Neither Confirm Nor Deny – The Glomar Response

I was curious where the statement “Neither Confirm Nor Deny” originated and why they call it the Glomar Response. To answer the first part people have been using the phrase you many years, one of the earliest known was in 1916, Ford representatives said they would “neither confirm nor deny” that price cuts were in the offing for its popular Model-T automobile.

In 1968 a Soviet Submarine, K-129, sunk in 16,500 feet of water, carrying three SS-N-4 nuclear-armed missiles. The submarine was located 1,500 miles northwest of Hawaii and no known vessel in the world had the ability to raise this massive vessel.

The CIA commissioned Howard Hughes to build such a ship for them.
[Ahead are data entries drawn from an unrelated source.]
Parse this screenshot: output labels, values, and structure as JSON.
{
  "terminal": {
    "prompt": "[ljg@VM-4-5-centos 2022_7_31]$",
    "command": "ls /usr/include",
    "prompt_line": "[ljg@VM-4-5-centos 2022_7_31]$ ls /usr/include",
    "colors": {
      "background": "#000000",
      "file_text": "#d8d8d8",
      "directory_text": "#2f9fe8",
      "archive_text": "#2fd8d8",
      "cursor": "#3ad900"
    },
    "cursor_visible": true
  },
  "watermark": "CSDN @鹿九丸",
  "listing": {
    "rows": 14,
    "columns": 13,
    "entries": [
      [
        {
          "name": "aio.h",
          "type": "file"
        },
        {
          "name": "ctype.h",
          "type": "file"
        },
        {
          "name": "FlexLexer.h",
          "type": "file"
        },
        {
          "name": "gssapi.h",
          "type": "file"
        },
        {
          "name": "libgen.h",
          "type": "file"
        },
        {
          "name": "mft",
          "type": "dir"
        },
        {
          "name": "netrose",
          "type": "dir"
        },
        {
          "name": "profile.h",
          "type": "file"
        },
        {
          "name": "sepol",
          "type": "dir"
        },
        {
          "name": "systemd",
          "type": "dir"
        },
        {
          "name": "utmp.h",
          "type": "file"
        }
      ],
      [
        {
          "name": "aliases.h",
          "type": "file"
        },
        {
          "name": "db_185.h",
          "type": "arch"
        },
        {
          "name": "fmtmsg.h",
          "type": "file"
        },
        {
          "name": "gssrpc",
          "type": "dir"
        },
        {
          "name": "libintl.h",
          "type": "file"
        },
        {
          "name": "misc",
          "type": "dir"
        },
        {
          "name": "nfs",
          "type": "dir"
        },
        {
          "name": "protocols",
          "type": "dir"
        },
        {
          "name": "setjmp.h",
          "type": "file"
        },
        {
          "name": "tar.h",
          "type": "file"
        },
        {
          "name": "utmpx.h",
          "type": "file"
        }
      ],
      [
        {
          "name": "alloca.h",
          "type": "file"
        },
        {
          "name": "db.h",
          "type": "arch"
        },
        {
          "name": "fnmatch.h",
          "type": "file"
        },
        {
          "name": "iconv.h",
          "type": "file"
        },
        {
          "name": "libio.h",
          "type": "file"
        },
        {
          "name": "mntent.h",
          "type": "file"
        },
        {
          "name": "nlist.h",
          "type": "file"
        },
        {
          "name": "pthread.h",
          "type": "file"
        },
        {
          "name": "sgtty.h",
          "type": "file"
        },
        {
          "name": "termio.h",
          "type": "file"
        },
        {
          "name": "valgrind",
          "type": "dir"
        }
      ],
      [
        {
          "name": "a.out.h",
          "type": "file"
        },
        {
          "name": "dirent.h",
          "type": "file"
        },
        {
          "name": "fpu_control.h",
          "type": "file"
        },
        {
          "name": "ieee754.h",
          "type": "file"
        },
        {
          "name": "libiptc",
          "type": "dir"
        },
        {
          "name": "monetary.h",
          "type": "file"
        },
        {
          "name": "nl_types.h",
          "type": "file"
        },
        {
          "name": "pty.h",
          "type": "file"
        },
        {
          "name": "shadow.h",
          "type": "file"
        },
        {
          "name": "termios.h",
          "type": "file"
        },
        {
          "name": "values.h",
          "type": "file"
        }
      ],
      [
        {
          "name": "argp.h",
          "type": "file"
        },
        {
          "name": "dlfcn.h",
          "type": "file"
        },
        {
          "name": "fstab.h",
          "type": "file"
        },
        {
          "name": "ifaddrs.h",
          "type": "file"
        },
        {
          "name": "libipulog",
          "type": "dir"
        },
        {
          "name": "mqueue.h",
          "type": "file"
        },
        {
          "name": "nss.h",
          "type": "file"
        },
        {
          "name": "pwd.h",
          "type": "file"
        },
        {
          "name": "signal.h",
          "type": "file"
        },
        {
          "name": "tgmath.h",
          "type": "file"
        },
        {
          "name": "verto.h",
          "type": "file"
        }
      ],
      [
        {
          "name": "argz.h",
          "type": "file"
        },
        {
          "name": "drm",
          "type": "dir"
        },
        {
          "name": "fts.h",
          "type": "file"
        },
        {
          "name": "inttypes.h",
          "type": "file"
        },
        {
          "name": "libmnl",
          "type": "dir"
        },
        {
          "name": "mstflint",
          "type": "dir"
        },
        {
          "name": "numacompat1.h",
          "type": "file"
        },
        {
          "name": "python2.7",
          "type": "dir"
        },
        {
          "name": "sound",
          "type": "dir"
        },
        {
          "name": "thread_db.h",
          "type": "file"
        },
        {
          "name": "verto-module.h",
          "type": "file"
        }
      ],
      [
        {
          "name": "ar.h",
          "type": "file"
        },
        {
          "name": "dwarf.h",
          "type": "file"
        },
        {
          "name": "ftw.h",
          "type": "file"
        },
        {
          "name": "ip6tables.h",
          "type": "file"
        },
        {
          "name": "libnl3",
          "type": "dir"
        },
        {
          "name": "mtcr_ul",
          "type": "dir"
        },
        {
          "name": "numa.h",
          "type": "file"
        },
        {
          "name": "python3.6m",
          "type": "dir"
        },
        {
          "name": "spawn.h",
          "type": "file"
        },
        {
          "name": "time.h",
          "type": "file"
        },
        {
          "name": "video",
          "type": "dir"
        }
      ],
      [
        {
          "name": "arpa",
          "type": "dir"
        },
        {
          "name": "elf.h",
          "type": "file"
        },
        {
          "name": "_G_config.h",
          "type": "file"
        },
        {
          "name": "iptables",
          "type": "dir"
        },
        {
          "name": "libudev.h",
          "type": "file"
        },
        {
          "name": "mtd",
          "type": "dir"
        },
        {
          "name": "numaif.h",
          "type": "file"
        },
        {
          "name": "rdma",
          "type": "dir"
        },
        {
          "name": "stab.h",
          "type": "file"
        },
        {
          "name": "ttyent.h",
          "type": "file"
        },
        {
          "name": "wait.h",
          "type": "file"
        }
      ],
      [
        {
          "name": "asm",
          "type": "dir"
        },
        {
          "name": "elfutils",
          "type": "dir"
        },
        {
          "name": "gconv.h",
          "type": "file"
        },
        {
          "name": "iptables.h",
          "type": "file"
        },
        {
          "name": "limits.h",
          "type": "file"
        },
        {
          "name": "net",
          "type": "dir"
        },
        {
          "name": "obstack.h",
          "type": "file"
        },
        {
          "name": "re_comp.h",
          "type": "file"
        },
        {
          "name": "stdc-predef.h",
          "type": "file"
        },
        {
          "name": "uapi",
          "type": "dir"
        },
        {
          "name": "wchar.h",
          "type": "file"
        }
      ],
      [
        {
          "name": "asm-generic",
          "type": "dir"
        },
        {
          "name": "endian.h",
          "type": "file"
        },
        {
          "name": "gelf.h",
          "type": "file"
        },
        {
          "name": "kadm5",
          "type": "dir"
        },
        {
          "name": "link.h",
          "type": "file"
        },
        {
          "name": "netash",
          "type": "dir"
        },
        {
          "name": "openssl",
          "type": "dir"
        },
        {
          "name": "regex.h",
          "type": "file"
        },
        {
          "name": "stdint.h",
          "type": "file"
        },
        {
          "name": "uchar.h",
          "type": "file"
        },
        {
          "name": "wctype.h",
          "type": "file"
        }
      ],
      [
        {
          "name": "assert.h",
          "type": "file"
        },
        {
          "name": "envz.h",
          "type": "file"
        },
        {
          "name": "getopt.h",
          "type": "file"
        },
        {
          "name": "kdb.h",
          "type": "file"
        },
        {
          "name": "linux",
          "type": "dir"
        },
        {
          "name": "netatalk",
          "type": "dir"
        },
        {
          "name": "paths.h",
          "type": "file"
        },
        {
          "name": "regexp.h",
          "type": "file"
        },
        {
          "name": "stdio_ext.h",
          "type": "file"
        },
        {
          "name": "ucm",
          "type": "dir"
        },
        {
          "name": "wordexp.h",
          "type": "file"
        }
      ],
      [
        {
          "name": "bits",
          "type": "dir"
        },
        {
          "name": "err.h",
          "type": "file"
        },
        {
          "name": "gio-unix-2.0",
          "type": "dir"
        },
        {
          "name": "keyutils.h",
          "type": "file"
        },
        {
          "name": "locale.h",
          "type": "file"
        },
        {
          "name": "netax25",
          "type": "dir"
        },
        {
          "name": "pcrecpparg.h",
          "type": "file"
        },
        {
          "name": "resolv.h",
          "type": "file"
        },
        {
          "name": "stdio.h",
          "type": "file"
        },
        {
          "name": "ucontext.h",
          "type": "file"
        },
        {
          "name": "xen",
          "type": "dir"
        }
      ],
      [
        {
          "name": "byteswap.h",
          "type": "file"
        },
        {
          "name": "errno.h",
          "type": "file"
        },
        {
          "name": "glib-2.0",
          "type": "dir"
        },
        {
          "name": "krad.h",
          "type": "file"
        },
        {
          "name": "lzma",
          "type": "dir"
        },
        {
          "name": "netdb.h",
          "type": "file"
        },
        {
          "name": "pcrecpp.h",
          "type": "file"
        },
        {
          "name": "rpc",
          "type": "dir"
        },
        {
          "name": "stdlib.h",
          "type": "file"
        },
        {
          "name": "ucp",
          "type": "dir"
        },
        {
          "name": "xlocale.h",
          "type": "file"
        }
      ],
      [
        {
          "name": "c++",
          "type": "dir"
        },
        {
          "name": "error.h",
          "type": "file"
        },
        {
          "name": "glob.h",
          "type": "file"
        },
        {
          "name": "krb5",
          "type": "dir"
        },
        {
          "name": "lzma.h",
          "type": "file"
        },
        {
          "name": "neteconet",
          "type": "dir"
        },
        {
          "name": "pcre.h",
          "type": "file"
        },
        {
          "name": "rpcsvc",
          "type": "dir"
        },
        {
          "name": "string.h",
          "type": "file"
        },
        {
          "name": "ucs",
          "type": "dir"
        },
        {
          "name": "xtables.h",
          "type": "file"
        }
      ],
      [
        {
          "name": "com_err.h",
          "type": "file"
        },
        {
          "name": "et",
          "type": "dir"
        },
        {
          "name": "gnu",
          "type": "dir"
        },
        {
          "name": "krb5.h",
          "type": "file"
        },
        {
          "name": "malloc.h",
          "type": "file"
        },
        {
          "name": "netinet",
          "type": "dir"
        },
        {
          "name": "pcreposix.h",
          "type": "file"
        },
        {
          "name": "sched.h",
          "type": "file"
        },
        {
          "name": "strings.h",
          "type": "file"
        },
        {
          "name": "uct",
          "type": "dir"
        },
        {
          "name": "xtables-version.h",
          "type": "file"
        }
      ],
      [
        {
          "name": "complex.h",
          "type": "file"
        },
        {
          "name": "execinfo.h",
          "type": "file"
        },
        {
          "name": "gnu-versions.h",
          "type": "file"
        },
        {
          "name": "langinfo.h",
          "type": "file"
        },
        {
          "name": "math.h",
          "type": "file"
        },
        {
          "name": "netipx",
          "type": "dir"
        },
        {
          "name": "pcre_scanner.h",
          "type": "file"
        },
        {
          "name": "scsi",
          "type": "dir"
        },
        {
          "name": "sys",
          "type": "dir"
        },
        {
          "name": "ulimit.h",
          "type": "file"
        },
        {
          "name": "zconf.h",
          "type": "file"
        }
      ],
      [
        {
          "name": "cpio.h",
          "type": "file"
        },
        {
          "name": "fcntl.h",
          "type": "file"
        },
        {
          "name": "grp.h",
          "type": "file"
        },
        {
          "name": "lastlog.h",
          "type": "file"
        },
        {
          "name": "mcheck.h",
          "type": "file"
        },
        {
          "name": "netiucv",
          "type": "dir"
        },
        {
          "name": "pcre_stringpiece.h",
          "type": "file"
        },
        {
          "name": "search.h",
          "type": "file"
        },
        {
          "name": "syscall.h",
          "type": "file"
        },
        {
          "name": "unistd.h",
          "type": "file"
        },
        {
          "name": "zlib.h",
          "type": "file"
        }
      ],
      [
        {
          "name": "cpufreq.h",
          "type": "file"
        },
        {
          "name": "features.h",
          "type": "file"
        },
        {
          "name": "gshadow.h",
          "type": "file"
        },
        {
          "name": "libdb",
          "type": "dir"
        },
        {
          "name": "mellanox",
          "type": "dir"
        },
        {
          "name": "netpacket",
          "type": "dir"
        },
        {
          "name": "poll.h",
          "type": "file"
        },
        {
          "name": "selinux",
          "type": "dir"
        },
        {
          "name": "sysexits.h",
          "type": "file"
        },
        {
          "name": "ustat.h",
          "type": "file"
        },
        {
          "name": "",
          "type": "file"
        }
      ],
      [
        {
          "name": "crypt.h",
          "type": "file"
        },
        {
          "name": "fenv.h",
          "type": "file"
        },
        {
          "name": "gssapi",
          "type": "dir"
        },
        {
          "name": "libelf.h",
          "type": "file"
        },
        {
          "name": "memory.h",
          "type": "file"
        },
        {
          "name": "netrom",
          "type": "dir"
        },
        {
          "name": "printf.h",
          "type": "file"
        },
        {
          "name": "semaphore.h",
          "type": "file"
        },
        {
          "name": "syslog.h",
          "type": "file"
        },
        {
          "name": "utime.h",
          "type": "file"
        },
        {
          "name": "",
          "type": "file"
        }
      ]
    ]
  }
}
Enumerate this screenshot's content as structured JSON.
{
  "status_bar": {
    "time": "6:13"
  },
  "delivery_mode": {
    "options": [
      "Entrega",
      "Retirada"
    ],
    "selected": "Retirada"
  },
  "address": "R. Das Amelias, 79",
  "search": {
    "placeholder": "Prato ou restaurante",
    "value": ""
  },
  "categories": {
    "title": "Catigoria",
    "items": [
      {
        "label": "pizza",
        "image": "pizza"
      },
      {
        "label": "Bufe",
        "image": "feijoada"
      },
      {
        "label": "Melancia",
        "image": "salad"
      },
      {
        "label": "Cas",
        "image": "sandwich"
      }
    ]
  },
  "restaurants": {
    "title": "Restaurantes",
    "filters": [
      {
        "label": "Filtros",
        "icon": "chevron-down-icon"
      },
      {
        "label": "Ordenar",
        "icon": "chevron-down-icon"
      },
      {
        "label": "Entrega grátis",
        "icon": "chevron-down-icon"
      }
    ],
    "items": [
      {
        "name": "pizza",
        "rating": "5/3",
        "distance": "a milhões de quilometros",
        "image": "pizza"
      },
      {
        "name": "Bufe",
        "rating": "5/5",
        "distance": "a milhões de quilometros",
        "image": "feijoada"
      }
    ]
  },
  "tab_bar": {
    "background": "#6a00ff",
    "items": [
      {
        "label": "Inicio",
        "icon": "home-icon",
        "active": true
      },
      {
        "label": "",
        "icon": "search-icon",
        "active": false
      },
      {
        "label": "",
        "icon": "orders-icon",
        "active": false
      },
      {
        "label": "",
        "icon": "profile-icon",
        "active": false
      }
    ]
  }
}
He would construct 618 foot long Glomar Explorer to perform this near impossible task. The project was called Azorian, and two Soviet ships watched the (cover story) mining operation of the Glomar trying to raise the Soviet Submarine. Some of the ship fell back to the bottom during retrieval and the CIA classified the mission as a failure. We do know the bodies were retrieved, buried at sea, filmed and shown to the Soviets 25 years later.

In 1975, a Freedom of Information Request was made to the CIA requesting information to what was going on with the supposed retrieval of a Soviet Submarine. This was the response:

we can neither confirm nor deny the existence or nonexistence of records responsive to your request” 

CIA (now known as the Glomar Response)

Author: Doyle

I was born in Atlanta, moved to Alpharetta at 4, lived there for 53 years and moved to Decatur in 2016. I've worked at such places as Richway, North Fulton Medical Center, Management Science America (Computer Tech/Project Manager) and Stacy's Compounding Pharmacy (Pharmacy Tech).

Leave a Reply